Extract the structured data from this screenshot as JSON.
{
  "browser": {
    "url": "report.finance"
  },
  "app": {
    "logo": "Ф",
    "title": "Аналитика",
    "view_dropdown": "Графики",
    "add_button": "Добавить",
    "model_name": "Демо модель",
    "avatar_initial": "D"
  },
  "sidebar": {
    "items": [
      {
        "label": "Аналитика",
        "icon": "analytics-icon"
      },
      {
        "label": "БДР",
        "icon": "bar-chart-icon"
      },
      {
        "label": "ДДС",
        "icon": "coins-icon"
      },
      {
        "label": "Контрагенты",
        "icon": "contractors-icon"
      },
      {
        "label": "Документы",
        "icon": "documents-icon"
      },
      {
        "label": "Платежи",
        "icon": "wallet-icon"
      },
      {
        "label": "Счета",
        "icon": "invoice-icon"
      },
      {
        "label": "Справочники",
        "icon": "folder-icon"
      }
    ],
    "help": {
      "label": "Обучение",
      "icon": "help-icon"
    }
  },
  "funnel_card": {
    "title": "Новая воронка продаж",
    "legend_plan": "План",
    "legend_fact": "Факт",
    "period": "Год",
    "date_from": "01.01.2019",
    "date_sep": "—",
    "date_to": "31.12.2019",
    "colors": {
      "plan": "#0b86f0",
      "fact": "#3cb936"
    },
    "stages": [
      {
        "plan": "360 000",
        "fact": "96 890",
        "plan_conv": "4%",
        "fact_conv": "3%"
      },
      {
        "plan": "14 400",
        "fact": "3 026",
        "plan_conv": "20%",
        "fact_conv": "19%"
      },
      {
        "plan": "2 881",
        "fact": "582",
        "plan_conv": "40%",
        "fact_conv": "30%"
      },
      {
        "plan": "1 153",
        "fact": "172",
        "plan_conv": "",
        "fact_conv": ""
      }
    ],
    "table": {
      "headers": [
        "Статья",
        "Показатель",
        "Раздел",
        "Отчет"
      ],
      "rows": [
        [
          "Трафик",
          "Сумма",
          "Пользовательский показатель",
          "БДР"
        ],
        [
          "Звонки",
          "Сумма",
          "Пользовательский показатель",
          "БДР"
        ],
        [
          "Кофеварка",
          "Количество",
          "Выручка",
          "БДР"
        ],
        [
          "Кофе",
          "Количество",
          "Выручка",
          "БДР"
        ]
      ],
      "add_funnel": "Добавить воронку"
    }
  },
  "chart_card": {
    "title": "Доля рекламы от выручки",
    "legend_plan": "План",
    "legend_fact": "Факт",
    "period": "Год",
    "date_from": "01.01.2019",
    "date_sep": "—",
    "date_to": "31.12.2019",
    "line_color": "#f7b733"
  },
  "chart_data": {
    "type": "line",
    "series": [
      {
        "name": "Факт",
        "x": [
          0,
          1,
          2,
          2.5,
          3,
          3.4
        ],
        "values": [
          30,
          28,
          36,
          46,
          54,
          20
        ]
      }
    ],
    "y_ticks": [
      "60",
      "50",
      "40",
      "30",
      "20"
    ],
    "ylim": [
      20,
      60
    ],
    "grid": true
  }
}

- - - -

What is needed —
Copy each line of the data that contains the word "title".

Output for this task —
    "title": "Аналитика",
    "title": "Новая воронка продаж",
    "title": "Доля рекламы от выручки",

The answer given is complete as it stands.